- WHAT YOU ARE ASKED TO DO -
Set down exactly the stretch of lines below that opens at the line containing "Serialize everything readable" and continues through the last line of the entries, and nothing else.

- EXERCISE MATERIAL -
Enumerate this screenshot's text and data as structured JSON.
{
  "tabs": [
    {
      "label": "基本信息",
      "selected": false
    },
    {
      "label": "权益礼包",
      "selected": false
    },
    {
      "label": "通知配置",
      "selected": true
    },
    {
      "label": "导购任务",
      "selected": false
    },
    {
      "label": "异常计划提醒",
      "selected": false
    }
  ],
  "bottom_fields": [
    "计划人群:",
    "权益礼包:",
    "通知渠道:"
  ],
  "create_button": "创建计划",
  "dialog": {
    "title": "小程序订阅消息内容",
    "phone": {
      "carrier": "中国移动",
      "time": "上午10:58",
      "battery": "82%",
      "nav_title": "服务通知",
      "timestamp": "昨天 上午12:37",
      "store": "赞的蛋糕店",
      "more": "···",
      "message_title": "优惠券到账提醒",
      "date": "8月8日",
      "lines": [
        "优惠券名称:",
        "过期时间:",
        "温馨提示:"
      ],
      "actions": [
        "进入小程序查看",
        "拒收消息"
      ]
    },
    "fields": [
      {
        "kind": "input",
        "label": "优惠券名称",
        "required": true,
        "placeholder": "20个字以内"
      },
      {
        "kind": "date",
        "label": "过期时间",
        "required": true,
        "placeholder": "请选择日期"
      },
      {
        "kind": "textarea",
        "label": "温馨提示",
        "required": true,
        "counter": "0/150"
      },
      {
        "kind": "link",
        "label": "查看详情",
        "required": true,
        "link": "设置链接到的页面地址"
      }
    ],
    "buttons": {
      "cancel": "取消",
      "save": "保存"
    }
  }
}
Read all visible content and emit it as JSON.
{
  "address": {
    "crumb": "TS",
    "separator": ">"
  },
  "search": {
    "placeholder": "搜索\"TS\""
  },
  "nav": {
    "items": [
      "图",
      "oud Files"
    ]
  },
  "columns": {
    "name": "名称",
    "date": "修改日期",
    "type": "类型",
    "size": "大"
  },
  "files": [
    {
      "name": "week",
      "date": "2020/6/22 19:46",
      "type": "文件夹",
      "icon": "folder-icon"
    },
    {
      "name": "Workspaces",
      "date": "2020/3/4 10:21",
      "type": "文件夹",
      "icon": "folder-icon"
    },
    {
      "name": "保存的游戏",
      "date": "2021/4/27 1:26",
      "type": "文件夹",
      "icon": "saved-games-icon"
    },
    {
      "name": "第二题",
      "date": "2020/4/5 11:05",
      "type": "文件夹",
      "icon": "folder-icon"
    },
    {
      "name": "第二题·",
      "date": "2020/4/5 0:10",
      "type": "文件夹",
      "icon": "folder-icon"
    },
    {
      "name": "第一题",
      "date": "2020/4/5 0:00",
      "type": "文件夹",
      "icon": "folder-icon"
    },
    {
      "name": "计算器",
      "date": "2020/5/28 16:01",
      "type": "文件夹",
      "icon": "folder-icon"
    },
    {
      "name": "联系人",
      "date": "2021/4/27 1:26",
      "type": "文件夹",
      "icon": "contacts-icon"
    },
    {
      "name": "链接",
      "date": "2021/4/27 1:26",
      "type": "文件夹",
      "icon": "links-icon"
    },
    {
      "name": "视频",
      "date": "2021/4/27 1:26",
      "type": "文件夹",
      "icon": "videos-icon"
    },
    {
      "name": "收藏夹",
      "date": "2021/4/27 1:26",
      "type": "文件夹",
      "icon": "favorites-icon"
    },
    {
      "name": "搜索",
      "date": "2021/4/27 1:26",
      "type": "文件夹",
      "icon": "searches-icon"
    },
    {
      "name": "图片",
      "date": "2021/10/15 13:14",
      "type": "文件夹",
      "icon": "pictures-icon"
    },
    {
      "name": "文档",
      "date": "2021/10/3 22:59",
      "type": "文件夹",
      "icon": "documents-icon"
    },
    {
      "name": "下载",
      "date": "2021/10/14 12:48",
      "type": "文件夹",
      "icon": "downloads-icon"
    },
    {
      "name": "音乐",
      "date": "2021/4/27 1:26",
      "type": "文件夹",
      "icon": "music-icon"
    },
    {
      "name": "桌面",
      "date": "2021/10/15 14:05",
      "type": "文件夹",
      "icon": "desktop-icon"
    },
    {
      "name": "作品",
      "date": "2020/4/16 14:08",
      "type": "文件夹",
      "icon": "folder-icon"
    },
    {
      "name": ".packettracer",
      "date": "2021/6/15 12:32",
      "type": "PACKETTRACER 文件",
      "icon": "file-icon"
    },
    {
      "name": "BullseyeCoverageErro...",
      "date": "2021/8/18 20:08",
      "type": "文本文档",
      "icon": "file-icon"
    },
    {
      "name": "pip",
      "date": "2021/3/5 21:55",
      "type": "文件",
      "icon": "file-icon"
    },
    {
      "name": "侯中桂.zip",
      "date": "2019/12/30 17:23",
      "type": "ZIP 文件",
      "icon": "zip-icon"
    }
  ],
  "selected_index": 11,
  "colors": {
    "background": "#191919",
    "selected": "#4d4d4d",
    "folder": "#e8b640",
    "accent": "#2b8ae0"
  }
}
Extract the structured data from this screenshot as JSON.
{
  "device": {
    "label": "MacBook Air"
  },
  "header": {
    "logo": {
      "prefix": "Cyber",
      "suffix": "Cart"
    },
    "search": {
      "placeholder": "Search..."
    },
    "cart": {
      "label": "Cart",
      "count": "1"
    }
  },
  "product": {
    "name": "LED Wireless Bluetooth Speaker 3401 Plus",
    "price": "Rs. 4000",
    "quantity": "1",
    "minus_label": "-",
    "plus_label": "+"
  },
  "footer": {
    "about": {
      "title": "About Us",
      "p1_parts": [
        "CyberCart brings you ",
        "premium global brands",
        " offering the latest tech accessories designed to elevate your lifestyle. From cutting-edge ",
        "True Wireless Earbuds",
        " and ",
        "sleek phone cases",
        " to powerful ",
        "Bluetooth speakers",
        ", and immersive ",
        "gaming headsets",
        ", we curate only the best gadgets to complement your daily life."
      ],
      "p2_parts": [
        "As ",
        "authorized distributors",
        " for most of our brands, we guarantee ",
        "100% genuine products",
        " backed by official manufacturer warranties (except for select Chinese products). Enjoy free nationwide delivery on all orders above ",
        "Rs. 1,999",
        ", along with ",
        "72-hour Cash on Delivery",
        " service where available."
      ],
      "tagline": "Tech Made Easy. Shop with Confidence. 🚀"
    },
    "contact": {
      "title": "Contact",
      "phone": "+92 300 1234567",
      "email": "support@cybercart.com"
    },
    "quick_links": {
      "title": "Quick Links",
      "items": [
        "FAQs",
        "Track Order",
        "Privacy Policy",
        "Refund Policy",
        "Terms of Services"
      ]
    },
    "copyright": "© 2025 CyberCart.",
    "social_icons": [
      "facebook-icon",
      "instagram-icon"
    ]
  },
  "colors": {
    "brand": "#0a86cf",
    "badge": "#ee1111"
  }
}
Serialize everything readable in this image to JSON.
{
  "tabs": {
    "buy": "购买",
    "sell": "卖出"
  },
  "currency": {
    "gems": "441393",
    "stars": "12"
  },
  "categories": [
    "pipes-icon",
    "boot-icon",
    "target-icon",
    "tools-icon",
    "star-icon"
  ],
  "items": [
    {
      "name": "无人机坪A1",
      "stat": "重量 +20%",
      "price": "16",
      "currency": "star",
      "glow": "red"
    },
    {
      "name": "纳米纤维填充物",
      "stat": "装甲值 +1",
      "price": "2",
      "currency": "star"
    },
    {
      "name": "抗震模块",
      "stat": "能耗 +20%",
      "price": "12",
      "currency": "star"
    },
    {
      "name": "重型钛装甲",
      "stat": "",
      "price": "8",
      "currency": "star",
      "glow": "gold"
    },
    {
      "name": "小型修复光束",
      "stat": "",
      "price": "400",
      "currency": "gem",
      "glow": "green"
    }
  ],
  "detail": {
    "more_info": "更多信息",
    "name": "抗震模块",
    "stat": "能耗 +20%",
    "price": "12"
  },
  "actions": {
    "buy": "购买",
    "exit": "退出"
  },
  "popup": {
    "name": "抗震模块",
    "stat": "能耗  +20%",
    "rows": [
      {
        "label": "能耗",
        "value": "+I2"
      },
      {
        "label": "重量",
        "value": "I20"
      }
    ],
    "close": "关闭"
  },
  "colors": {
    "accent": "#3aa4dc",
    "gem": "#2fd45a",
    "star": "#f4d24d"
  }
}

- TASK OUTPUT -
Serialize everything readable in this image to JSON.
{
  "tabs": {
    "buy": "购买",
    "sell": "卖出"
  },
  "currency": {
    "gems": "441393",
    "stars": "12"
  },
  "categories": [
    "pipes-icon",
    "boot-icon",
    "target-icon",
    "tools-icon",
    "star-icon"
  ],
  "items": [
    {
      "name": "无人机坪A1",
      "stat": "重量 +20%",
      "price": "16",
      "currency": "star",
      "glow": "red"
    },
    {
      "name": "纳米纤维填充物",
      "stat": "装甲值 +1",
      "price": "2",
      "currency": "star"
    },
    {
      "name": "抗震模块",
      "stat": "能耗 +20%",
      "price": "12",
      "currency": "star"
    },
    {
      "name": "重型钛装甲",
      "stat": "",
      "price": "8",
      "currency": "star",
      "glow": "gold"
    },
    {
      "name": "小型修复光束",
      "stat": "",
      "price": "400",
      "currency": "gem",
      "glow": "green"
    }
  ],
  "detail": {
    "more_info": "更多信息",
    "name": "抗震模块",
    "stat": "能耗 +20%",
    "price": "12"
  },
  "actions": {
    "buy": "购买",
    "exit": "退出"
  },
  "popup": {
    "name": "抗震模块",
    "stat": "能耗  +20%",
    "rows": [
      {
        "label": "能耗",
        "value": "+I2"
      },
      {
        "label": "重量",
        "value": "I20"
      }
    ],
    "close": "关闭"
  },
  "colors": {
    "accent": "#3aa4dc",
    "gem": "#2fd45a",
    "star": "#f4d24d"
  }
}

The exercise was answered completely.